(*For those not in China and therefore unfamiliar with Wechat … it is the Chinese version of WhatsApp, only a little more versatile and much easier to use than Facebook in China. No need for a VPN to let friends and family know your whereabouts….)
I was on a trip to an ‘abandoned island’, or so the blurb on Travelers Society’s website led me to believe, somewhere to the east of Shanghai. We were heading for the Shengsi Islands, a scenic area, consisting of hundreds of islands outlying the Hangzhou Bay and boasting multiple quality beaches, rocks, and cliffs.
It was definitely an island, only to be reached after a four hour boat trip from Shanghai’s port, but abandoned was best taken with a pinch of salt. As we were making the most of one of China’s few extended ‘holidays’ at the beginning of May (a three-day weekend courtesy of Labour Day on 1st May), long lines of Chinese tourists besieged the ticket booths… We were not the only ones visiting this gem.
Far from abandoned, Gouqi island clearly was very much alive with people whose livelihood depended on the sea. Endless lengths of fishing nets trailed along the narrow coastal road, its verges littered with skeletons of perished fishing boats and other discarded paraphernalia. Whilst thoughtless drivers careered around sharp bends, women and men – too old to be out on the sea – braved the unrelenting sun to mend the nets, ready to be set out into the sea at night for the morning’s haul. Suspended from polystyrene buoys, the nets crisscrossed large squares in the coastal waters and, come early morning, smaller fishing boats took to the sea to pull in the catch.
On Gouqi, seafood is the staple diet and the giant mussel a speciality. Whilst fresh fish is eaten in abundance, the rest is dried in the sun on huge racks along the quayside. Even the local snacks are fish-based: anyone for battered and deep-fried fish backbones??? I tried them – well, only one – after a shopkeeper insisted on handing some to us. Too crunchy for my liking and not sure about the nutritional value, I discreetly let them slide into a dustbin, out of sight.

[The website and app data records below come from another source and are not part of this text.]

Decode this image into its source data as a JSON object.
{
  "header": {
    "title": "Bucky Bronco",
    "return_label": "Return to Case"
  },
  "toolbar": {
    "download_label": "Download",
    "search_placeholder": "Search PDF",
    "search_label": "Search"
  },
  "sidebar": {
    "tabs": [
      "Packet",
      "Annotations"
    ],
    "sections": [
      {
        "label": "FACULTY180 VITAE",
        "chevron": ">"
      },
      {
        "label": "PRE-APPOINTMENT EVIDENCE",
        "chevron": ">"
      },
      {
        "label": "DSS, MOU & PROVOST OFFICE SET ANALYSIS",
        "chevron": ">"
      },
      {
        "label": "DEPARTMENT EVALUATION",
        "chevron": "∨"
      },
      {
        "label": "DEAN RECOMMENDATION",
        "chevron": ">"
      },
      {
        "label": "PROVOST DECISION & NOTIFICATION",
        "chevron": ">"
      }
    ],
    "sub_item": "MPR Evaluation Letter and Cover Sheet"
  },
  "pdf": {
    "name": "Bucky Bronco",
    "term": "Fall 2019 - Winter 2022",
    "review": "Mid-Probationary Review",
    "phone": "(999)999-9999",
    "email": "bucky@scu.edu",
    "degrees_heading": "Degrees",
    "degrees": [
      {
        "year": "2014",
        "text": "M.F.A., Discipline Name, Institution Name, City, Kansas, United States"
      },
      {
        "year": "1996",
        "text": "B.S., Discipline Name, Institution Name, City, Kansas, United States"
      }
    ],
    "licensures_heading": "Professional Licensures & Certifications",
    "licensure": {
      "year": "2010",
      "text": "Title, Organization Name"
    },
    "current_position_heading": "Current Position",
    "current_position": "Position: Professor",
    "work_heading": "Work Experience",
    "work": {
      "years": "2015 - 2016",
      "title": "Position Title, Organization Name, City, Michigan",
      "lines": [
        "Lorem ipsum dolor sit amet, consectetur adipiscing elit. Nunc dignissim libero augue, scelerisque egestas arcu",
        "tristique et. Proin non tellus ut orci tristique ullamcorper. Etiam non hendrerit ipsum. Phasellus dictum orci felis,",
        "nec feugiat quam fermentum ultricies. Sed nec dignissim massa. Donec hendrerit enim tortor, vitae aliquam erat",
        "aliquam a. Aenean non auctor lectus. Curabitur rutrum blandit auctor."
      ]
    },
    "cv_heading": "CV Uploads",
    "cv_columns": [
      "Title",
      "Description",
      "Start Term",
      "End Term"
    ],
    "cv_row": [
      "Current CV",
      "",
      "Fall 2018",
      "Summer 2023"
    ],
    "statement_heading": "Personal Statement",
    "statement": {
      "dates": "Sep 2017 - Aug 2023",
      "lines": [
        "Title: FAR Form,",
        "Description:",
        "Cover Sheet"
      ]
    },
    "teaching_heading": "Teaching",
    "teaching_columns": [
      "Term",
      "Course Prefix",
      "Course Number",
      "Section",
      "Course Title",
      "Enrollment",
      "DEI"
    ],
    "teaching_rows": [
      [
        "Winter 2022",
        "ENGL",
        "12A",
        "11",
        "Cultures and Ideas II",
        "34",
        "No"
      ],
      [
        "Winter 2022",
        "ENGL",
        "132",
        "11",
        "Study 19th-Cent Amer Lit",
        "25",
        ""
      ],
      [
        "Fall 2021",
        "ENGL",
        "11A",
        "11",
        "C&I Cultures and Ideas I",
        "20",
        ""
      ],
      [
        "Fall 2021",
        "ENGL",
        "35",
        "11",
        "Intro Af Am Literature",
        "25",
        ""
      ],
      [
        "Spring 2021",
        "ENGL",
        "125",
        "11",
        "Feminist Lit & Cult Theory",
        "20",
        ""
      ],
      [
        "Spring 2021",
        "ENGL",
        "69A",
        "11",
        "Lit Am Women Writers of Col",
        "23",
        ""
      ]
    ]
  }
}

We did eventually find the ‘abandoned’ part of the trip on the neighbouring island Shengshan: Houtouwan, a small fishing village nestled in the lap of the rugged hills with the sea at its feet. Only established in the 1950s, but hemmed in on all sides and with no room for expansion, the village soon outgrew its inhabitants as the fishing industry expanded rapidly in the 1990s. The now wealthier villagers left in droves and the village was eventually relocated in 2002 to a more desirable and accessible area, leaving the original village to the forces of nature. The village history at the entrance of the ‘tourist attraction’ did not chronicle how it became a magnet for visitors, but as vines and ivy invaded the deserted, crumbling stone walls and steps, and creepers weaved through doors and windows, the village became like a ghost town, eerie and spooky, coming alive with the change of the seasons and the whims of the weather. We were there in the midst of spring, on a warm, sunny morning, the greenery not yet fully showing its lushest.

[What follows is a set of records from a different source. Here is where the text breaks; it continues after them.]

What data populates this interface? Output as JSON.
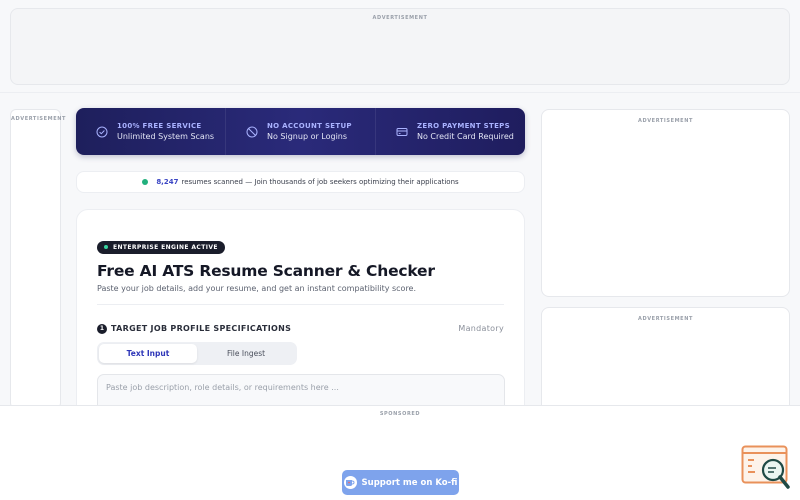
{
  "ads": {
    "top_label": "ADVERTISEMENT",
    "left_label": "ADVERTISEMENT",
    "right1_label": "ADVERTISEMENT",
    "right2_label": "ADVERTISEMENT",
    "bottom_label": "SPONSORED"
  },
  "features": [
    {
      "title": "100% FREE SERVICE",
      "subtitle": "Unlimited System Scans",
      "icon": "check-circle-icon"
    },
    {
      "title": "NO ACCOUNT SETUP",
      "subtitle": "No Signup or Logins",
      "icon": "no-entry-icon"
    },
    {
      "title": "ZERO PAYMENT STEPS",
      "subtitle": "No Credit Card Required",
      "icon": "credit-card-icon"
    }
  ],
  "stats": {
    "count": "8,247",
    "text": "resumes scanned — Join thousands of job seekers optimizing their applications"
  },
  "main": {
    "badge": "ENTERPRISE ENGINE ACTIVE",
    "title": "Free AI ATS Resume Scanner & Checker",
    "subtitle": "Paste your job details, add your resume, and get an instant compatibility score.",
    "section": {
      "step": "1",
      "title": "TARGET JOB PROFILE SPECIFICATIONS",
      "mandatory": "Mandatory"
    },
    "tabs": [
      {
        "label": "Text Input",
        "active": true
      },
      {
        "label": "File Ingest",
        "active": false
      }
    ],
    "textarea_placeholder": "Paste job description, role details, or requirements here ..."
  },
  "kofi": {
    "label": "Support me on Ko-fi"
  },
  "colors": {
    "feature_bar": "#1e1f5c",
    "accent": "#3b46c4",
    "status_dot": "#22b07d",
    "kofi": "#7ea3ec"
  }
}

And of course, no island and beach visit would be complete without spending some time enjoying the sun, the sand and the water… I dipped in a toe.. but left the swimming to a few braver souls as I certainly did not fancy the goosebumps that would follow complete immersion. Instead I joined in with beach volleyball, mainly watching the ball go by rather than being any use on the court, although surprisingly some of my serves ended up going over the net!!! As our night time beach party was gatecrashed by the locals and other Chinese tourists, we beat our retreat and spent the rest of the evening playing 15 man (and woman..) UNO at the hotel…
In the early evening we hiked up to the highest peak of the island, near an ancient Buddhist temple, to watch the sun cast its dying, warming glow over the cliffs and the sea.
And in the early morning, we rose before the break of dawn. Wrapped up warmly for the chill, we made our way to the other end of the island to take some spectacular shots of the sun soaring above the East China Sea… It’s amazing what cameras can do!!